§ **App and web page records**:
_ _ _ _ _
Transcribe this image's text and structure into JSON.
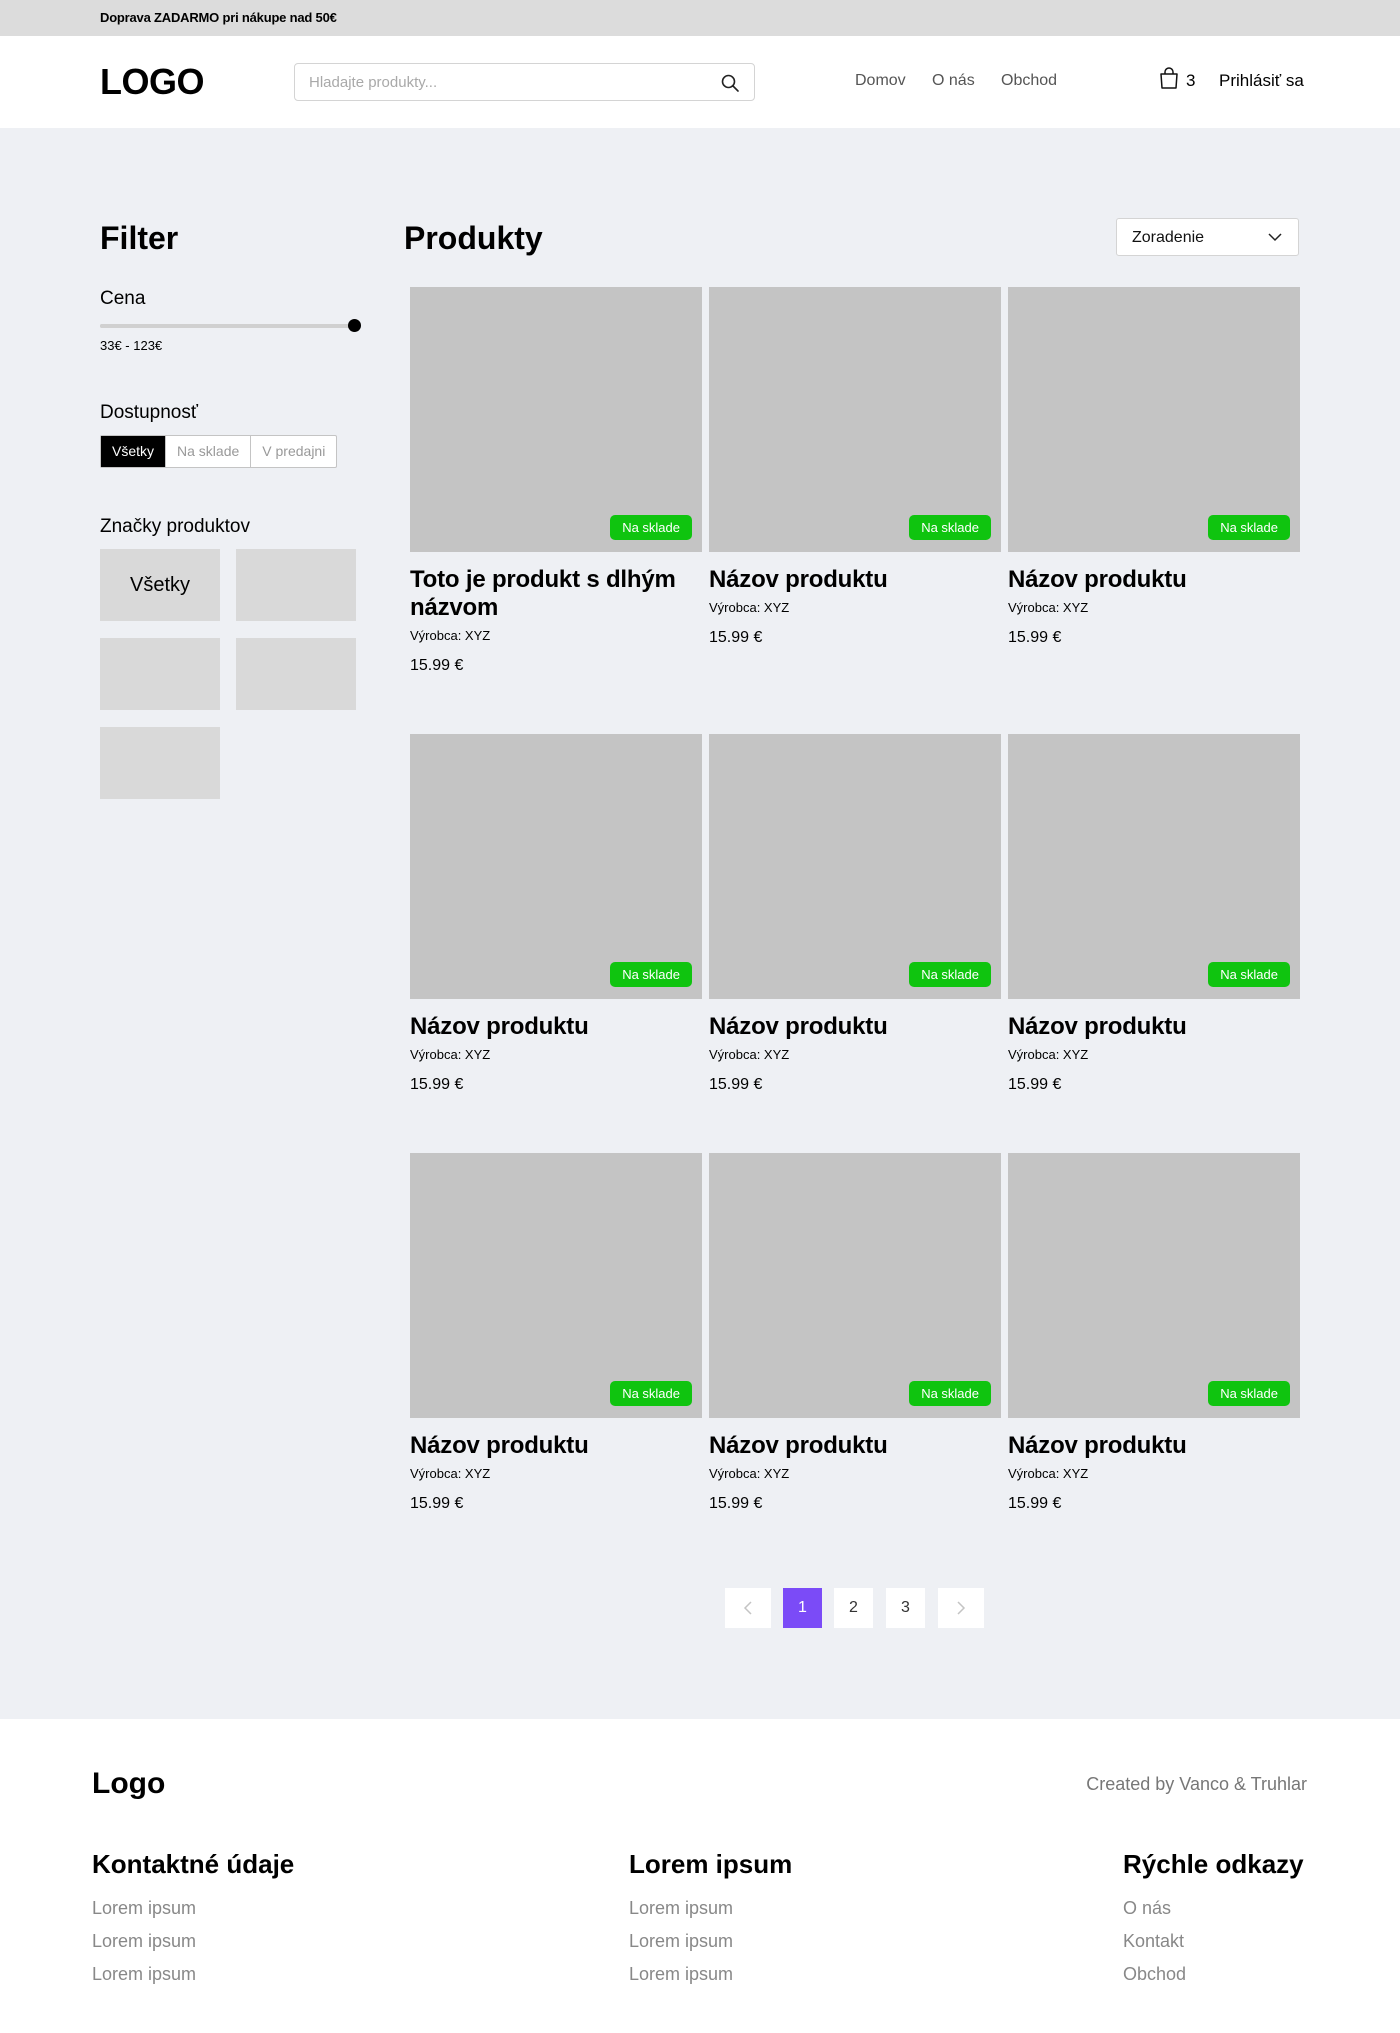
{
  "promo": {
    "text": "Doprava ZADARMO pri  nákupe nad 50€"
  },
  "header": {
    "logo": "LOGO",
    "search_placeholder": "Hladajte produkty...",
    "nav": [
      "Domov",
      "O nás",
      "Obchod"
    ],
    "cart_count": "3",
    "login": "Prihlásiť sa"
  },
  "filter": {
    "title": "Filter",
    "price_label": "Cena",
    "price_range": "33€ - 123€",
    "price_slider_level": 1.0,
    "availability_label": "Dostupnosť",
    "availability_options": [
      "Všetky",
      "Na sklade",
      "V predajni"
    ],
    "availability_selected": "Všetky",
    "brands_label": "Značky produktov",
    "brand_all": "Všetky"
  },
  "products": {
    "title": "Produkty",
    "sort_label": "Zoradenie",
    "items": [
      {
        "name": "Toto je produkt s dlhým názvom",
        "maker": "Výrobca: XYZ",
        "price": "15.99 €",
        "badge": "Na sklade"
      },
      {
        "name": "Názov produktu",
        "maker": "Výrobca: XYZ",
        "price": "15.99 €",
        "badge": "Na sklade"
      },
      {
        "name": "Názov produktu",
        "maker": "Výrobca: XYZ",
        "price": "15.99 €",
        "badge": "Na sklade"
      },
      {
        "name": "Názov produktu",
        "maker": "Výrobca: XYZ",
        "price": "15.99 €",
        "badge": "Na sklade"
      },
      {
        "name": "Názov produktu",
        "maker": "Výrobca: XYZ",
        "price": "15.99 €",
        "badge": "Na sklade"
      },
      {
        "name": "Názov produktu",
        "maker": "Výrobca: XYZ",
        "price": "15.99 €",
        "badge": "Na sklade"
      },
      {
        "name": "Názov produktu",
        "maker": "Výrobca: XYZ",
        "price": "15.99 €",
        "badge": "Na sklade"
      },
      {
        "name": "Názov produktu",
        "maker": "Výrobca: XYZ",
        "price": "15.99 €",
        "badge": "Na sklade"
      },
      {
        "name": "Názov produktu",
        "maker": "Výrobca: XYZ",
        "price": "15.99 €",
        "badge": "Na sklade"
      }
    ]
  },
  "pagination": {
    "pages": [
      "1",
      "2",
      "3"
    ],
    "current": "1",
    "prev_icon": "chevron-left-icon",
    "next_icon": "chevron-right-icon"
  },
  "footer": {
    "logo": "Logo",
    "credit": "Created by Vanco & Truhlar",
    "columns": [
      {
        "title": "Kontaktné údaje",
        "links": [
          "Lorem ipsum",
          "Lorem ipsum",
          "Lorem ipsum"
        ]
      },
      {
        "title": "Lorem ipsum",
        "links": [
          "Lorem ipsum",
          "Lorem ipsum",
          "Lorem ipsum"
        ]
      },
      {
        "title": "Rýchle odkazy",
        "links": [
          "O nás",
          "Kontakt",
          "Obchod"
        ]
      }
    ]
  },
  "colors": {
    "accent": "#7b4bf7",
    "badge": "#0fc40f",
    "main_bg": "#eef0f4",
    "placeholder_img": "#c4c4c4"
  }
}
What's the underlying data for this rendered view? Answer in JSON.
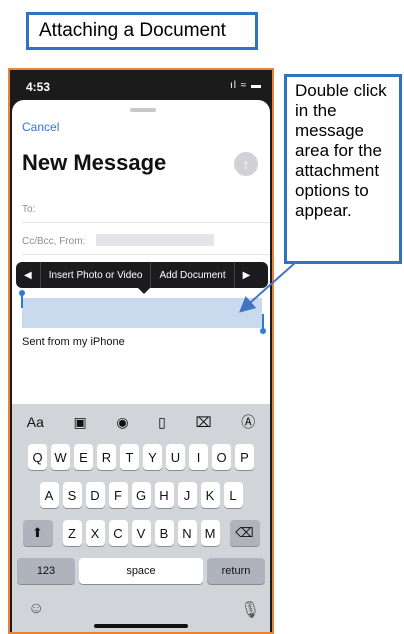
{
  "title": "Attaching a Document",
  "status": {
    "time": "4:53",
    "right": "ıl ≈ ▬"
  },
  "compose": {
    "cancel": "Cancel",
    "heading": "New Message",
    "send_icon": "arrow-up",
    "to_label": "To:",
    "ccbcc_label": "Cc/Bcc, From:",
    "signature": "Sent from my iPhone"
  },
  "popup": {
    "left_arrow": "◀",
    "items": [
      "Insert Photo or Video",
      "Add Document"
    ],
    "right_arrow": "▶"
  },
  "keyboard": {
    "toolbar": [
      "Aa",
      "▣",
      "◉",
      "▯",
      "⌧",
      "Ⓐ"
    ],
    "row1": [
      "Q",
      "W",
      "E",
      "R",
      "T",
      "Y",
      "U",
      "I",
      "O",
      "P"
    ],
    "row2": [
      "A",
      "S",
      "D",
      "F",
      "G",
      "H",
      "J",
      "K",
      "L"
    ],
    "row3": [
      "Z",
      "X",
      "C",
      "V",
      "B",
      "N",
      "M"
    ],
    "shift": "⬆",
    "backspace": "⌫",
    "numbers": "123",
    "space": "space",
    "return": "return",
    "emoji": "☺",
    "mic": "🎙"
  },
  "callout": "Double click in the message area for the attachment options to appear.",
  "colors": {
    "callout_border": "#2f74c0",
    "phone_border": "#e8833a",
    "accent": "#2e7bd6"
  }
}
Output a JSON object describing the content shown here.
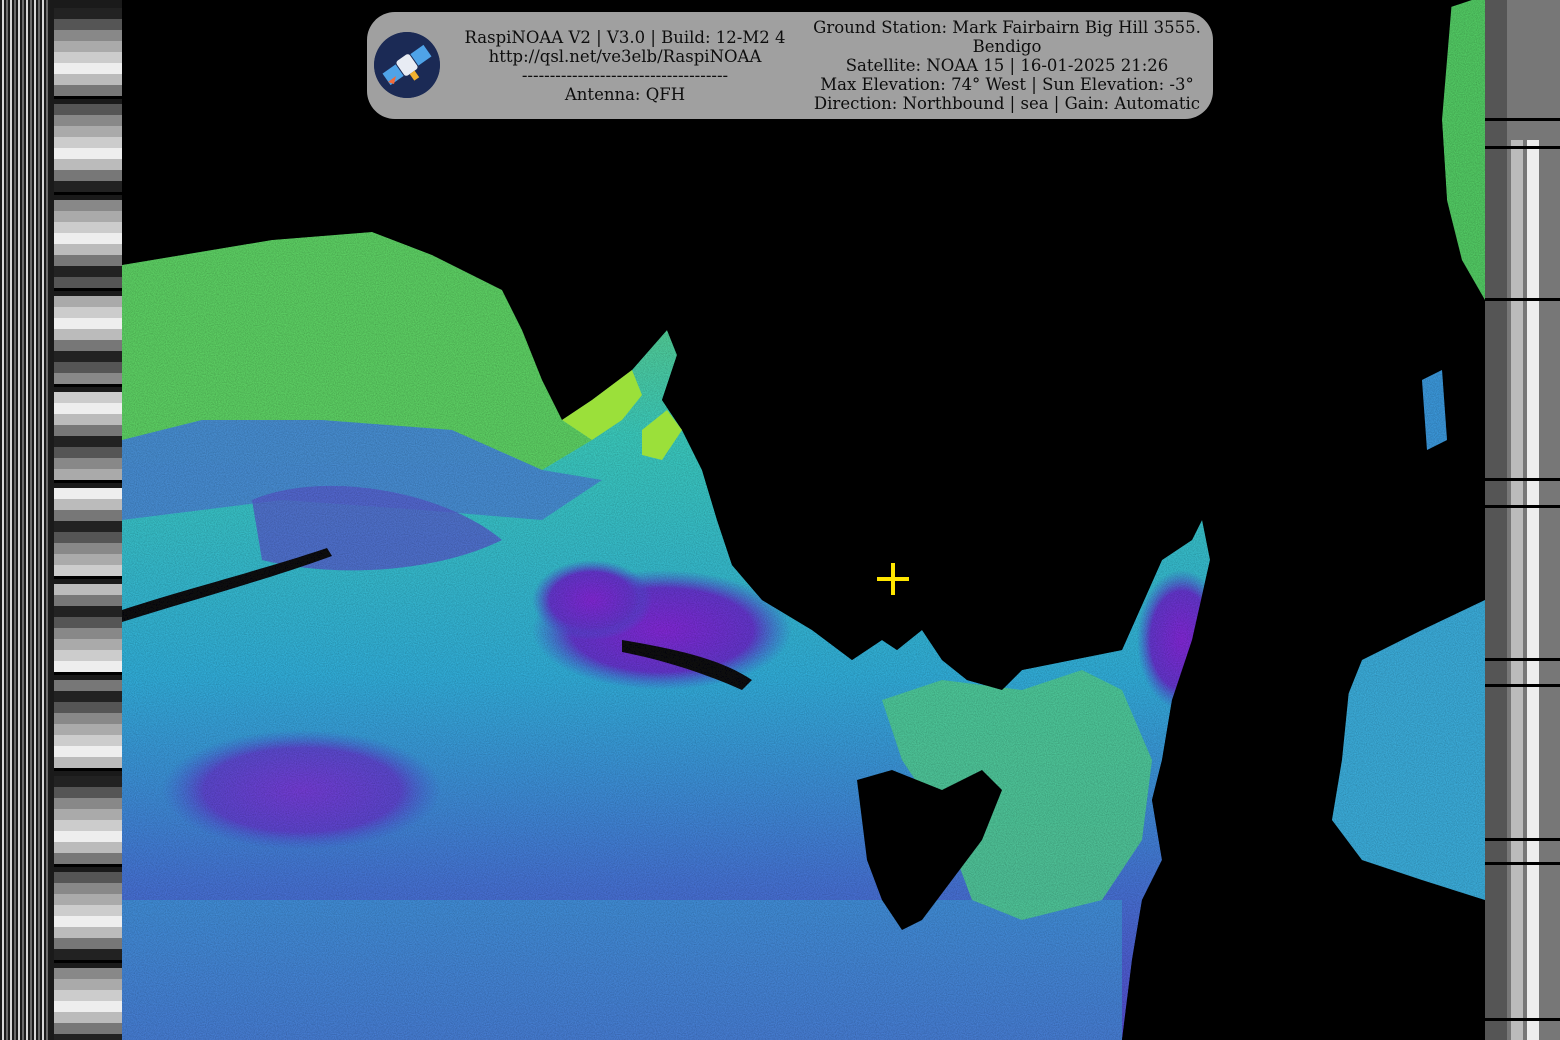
{
  "header": {
    "left_lines": [
      "RaspiNOAA V2 | V3.0 | Build: 12-M2 4",
      "http://qsl.net/ve3elb/RaspiNOAA",
      "-------------------------------------",
      "Antenna: QFH"
    ],
    "right_lines": [
      "Ground Station: Mark Fairbairn Big Hill 3555.",
      "Bendigo",
      "Satellite: NOAA 15 | 16-01-2025 21:26",
      "Max Elevation: 74° West | Sun Elevation: -3°",
      "Direction: Northbound | sea | Gain: Automatic"
    ],
    "logo_icon": "satellite-icon"
  },
  "colors": {
    "background": "#000000",
    "header_bg": "#a0a0a0",
    "crosshair": "#ffe600",
    "palette": [
      "#7a2bd6",
      "#4a5de0",
      "#2fb6e8",
      "#3fe0d0",
      "#5fe07a",
      "#9be03a",
      "#e0c030",
      "#e05020"
    ]
  }
}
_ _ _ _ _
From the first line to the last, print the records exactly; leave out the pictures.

§ **Task output**:
Transcribe this image's text and structure into JSON.
{
  "promo": {
    "text": "Doprava ZADARMO pri  nákupe nad 50€"
  },
  "header": {
    "logo": "LOGO",
    "search_placeholder": "Hladajte produkty...",
    "nav": [
      "Domov",
      "O nás",
      "Obchod"
    ],
    "cart_count": "3",
    "login": "Prihlásiť sa"
  },
  "filter": {
    "title": "Filter",
    "price_label": "Cena",
    "price_range": "33€ - 123€",
    "price_slider_level": 1.0,
    "availability_label": "Dostupnosť",
    "availability_options": [
      "Všetky",
      "Na sklade",
      "V predajni"
    ],
    "availability_selected": "Všetky",
    "brands_label": "Značky produktov",
    "brand_all": "Všetky"
  },
  "products": {
    "title": "Produkty",
    "sort_label": "Zoradenie",
    "items": [
      {
        "name": "Toto je produkt s dlhým názvom",
        "maker": "Výrobca: XYZ",
        "price": "15.99 €",
        "badge": "Na sklade"
      },
      {
        "name": "Názov produktu",
        "maker": "Výrobca: XYZ",
        "price": "15.99 €",
        "badge": "Na sklade"
      },
      {
        "name": "Názov produktu",
        "maker": "Výrobca: XYZ",
        "price": "15.99 €",
        "badge": "Na sklade"
      },
      {
        "name": "Názov produktu",
        "maker": "Výrobca: XYZ",
        "price": "15.99 €",
        "badge": "Na sklade"
      },
      {
        "name": "Názov produktu",
        "maker": "Výrobca: XYZ",
        "price": "15.99 €",
        "badge": "Na sklade"
      },
      {
        "name": "Názov produktu",
        "maker": "Výrobca: XYZ",
        "price": "15.99 €",
        "badge": "Na sklade"
      },
      {
        "name": "Názov produktu",
        "maker": "Výrobca: XYZ",
        "price": "15.99 €",
        "badge": "Na sklade"
      },
      {
        "name": "Názov produktu",
        "maker": "Výrobca: XYZ",
        "price": "15.99 €",
        "badge": "Na sklade"
      },
      {
        "name": "Názov produktu",
        "maker": "Výrobca: XYZ",
        "price": "15.99 €",
        "badge": "Na sklade"
      }
    ]
  },
  "pagination": {
    "pages": [
      "1",
      "2",
      "3"
    ],
    "current": "1",
    "prev_icon": "chevron-left-icon",
    "next_icon": "chevron-right-icon"
  },
  "footer": {
    "logo": "Logo",
    "credit": "Created by Vanco & Truhlar",
    "columns": [
      {
        "title": "Kontaktné údaje",
        "links": [
          "Lorem ipsum",
          "Lorem ipsum",
          "Lorem ipsum"
        ]
      },
      {
        "title": "Lorem ipsum",
        "links": [
          "Lorem ipsum",
          "Lorem ipsum",
          "Lorem ipsum"
        ]
      },
      {
        "title": "Rýchle odkazy",
        "links": [
          "O nás",
          "Kontakt",
          "Obchod"
        ]
      }
    ]
  },
  "colors": {
    "accent": "#7b4bf7",
    "badge": "#0fc40f",
    "main_bg": "#eef0f4",
    "placeholder_img": "#c4c4c4"
  }
}
What's the underlying data for this rendered view? Answer in JSON.
{
  "title": "Attaching a Document",
  "status": {
    "time": "4:53",
    "right": "ıl ≈ ▬"
  },
  "compose": {
    "cancel": "Cancel",
    "heading": "New Message",
    "send_icon": "arrow-up",
    "to_label": "To:",
    "ccbcc_label": "Cc/Bcc, From:",
    "signature": "Sent from my iPhone"
  },
  "popup": {
    "left_arrow": "◀",
    "items": [
      "Insert Photo or Video",
      "Add Document"
    ],
    "right_arrow": "▶"
  },
  "keyboard": {
    "toolbar": [
      "Aa",
      "▣",
      "◉",
      "▯",
      "⌧",
      "Ⓐ"
    ],
    "row1": [
      "Q",
      "W",
      "E",
      "R",
      "T",
      "Y",
      "U",
      "I",
      "O",
      "P"
    ],
    "row2": [
      "A",
      "S",
      "D",
      "F",
      "G",
      "H",
      "J",
      "K",
      "L"
    ],
    "row3": [
      "Z",
      "X",
      "C",
      "V",
      "B",
      "N",
      "M"
    ],
    "shift": "⬆",
    "backspace": "⌫",
    "numbers": "123",
    "space": "space",
    "return": "return",
    "emoji": "☺",
    "mic": "🎙"
  },
  "callout": "Double click in the message area for the attachment options to appear.",
  "colors": {
    "callout_border": "#2f74c0",
    "phone_border": "#e8833a",
    "accent": "#2e7bd6"
  }
}
Output a JSON object describing the content shown here.
{
  "header": {
    "left_lines": [
      "RaspiNOAA V2 | V3.0 | Build: 12-M2 4",
      "http://qsl.net/ve3elb/RaspiNOAA",
      "-------------------------------------",
      "Antenna: QFH"
    ],
    "right_lines": [
      "Ground Station: Mark Fairbairn Big Hill 3555.",
      "Bendigo",
      "Satellite: NOAA 15 | 16-01-2025 21:26",
      "Max Elevation: 74° West | Sun Elevation: -3°",
      "Direction: Northbound | sea | Gain: Automatic"
    ],
    "logo_icon": "satellite-icon"
  },
  "colors": {
    "background": "#000000",
    "header_bg": "#a0a0a0",
    "crosshair": "#ffe600",
    "palette": [
      "#7a2bd6",
      "#4a5de0",
      "#2fb6e8",
      "#3fe0d0",
      "#5fe07a",
      "#9be03a",
      "#e0c030",
      "#e05020"
    ]
  }
}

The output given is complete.